I knew no one was going to be committed to this program except me. But I was ready to give it everything I had. It wasn’t long before I started ordering a lot of my own lab tests and researching osteoporosis using every source I could find.
One of the first tests the doctor from UConn had ordered was N-telopeptide (NTX), a bone resorption marker that measures how much bone collagen is in your urine. When the osteoclasts tear down old microfractured bone, the shards of bone collagen go into the blood and is then flushed out of the body through the urine. If the lab results for NTX come back elevated, it means the osteoclastic activity is excessive and you are loosing bone rapidly. Rapid bone loss is a major risk factor for fracture and the higher the NTX the greater the risk of breaking something. In fact, if you take two people, both the same age, same build, same everything…and they have the same bone density…the one with the higher NTX will have a greater risk of fracture.
My NTX test result was 123 nmol BCE/mmol creatinine. (Reference range: 4 – 64 nmol BCE/mmol creatinine) Uh-oh!
“Dont’ give up. It is still your turn to be in this world.”
Crucibles of Will
* Taking a thiazide diuretic didn’t seem like a good idea even way back then when I didn’t know much about osteoporosis.

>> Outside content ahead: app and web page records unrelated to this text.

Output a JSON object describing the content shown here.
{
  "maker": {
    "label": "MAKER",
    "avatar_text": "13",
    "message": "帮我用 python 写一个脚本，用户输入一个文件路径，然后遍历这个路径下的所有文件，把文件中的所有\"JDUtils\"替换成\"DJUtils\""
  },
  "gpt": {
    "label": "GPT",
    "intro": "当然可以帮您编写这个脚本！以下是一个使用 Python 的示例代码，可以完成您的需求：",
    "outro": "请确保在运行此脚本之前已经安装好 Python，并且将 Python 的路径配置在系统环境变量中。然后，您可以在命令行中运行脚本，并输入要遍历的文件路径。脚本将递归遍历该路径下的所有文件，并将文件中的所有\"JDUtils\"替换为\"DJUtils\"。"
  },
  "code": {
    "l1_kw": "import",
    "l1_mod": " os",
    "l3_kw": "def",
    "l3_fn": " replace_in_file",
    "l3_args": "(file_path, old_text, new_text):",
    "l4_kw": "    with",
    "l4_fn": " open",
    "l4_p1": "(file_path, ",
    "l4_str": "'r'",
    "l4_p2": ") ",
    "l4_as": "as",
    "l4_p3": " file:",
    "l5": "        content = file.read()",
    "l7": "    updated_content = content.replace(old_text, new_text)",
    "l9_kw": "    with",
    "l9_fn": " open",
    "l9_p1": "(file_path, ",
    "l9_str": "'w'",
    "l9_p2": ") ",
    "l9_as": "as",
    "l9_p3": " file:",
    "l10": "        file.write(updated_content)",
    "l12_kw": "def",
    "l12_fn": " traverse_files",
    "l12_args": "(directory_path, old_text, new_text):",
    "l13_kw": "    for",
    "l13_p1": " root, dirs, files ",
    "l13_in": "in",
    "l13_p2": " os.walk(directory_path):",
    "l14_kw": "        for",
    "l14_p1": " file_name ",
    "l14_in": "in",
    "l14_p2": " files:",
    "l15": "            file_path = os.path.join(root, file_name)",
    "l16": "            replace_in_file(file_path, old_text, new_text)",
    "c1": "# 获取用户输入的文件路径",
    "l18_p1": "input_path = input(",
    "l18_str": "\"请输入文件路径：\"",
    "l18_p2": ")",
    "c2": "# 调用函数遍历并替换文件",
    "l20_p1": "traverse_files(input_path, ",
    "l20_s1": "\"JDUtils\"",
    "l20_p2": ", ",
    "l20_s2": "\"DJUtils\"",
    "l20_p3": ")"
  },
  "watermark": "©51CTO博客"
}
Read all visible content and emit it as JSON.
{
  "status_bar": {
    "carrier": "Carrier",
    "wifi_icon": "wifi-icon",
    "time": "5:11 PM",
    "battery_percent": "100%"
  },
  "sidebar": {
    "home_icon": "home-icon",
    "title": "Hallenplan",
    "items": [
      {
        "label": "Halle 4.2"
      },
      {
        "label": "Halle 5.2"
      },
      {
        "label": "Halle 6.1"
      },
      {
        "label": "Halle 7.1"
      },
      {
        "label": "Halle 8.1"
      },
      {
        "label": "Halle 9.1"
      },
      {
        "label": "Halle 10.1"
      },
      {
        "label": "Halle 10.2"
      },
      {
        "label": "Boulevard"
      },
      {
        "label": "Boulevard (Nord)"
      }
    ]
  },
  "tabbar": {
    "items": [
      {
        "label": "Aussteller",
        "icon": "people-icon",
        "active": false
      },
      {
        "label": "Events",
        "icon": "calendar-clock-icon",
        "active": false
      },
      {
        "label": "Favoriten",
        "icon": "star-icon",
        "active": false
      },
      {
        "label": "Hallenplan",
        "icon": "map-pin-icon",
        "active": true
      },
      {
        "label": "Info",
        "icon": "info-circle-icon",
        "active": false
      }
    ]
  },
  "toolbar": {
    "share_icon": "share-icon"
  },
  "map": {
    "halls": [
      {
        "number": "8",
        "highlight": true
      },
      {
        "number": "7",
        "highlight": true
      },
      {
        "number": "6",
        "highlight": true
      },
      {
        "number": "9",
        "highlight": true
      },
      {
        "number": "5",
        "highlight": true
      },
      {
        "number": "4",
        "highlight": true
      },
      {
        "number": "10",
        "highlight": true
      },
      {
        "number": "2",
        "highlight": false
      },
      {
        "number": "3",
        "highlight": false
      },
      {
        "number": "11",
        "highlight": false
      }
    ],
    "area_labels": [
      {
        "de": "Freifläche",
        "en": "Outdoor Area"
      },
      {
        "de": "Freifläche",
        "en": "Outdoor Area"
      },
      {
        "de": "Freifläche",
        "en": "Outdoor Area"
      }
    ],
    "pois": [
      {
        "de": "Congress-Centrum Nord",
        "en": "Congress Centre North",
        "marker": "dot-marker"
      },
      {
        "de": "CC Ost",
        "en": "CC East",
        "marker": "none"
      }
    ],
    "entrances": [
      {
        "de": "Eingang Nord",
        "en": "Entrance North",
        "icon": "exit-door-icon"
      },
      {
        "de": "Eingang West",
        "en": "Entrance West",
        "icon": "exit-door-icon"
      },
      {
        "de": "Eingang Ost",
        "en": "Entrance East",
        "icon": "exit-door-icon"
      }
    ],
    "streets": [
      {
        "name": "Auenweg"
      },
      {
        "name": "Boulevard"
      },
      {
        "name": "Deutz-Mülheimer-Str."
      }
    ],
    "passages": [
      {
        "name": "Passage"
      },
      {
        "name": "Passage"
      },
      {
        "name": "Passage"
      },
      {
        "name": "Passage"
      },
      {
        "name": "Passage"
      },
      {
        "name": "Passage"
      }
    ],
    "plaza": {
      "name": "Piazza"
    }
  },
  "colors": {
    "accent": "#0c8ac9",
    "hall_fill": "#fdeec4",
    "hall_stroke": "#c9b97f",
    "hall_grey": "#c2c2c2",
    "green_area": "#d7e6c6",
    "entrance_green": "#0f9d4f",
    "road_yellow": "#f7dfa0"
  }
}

Now, with about seventeen years of experience with this disease and working with patients with bone loss for at least ten, using thiazides to limit urine calcium loss seems like an even a worse idea. Thiazides interfere with trace mineral absorption, especially magnesium and zinc. Potassium depletion is very common with thiazides and can cause heart arrhythmias and glucose metabolism problems…not something you would want to have, especially if you are running marathons and competing in Ironman triathlons. Simply adding more vegetables to a person’s diet and having them supplement with boron, potassium and vitamin K-2 MK-4 almost always lowers urine calcium losses. A much safer approach.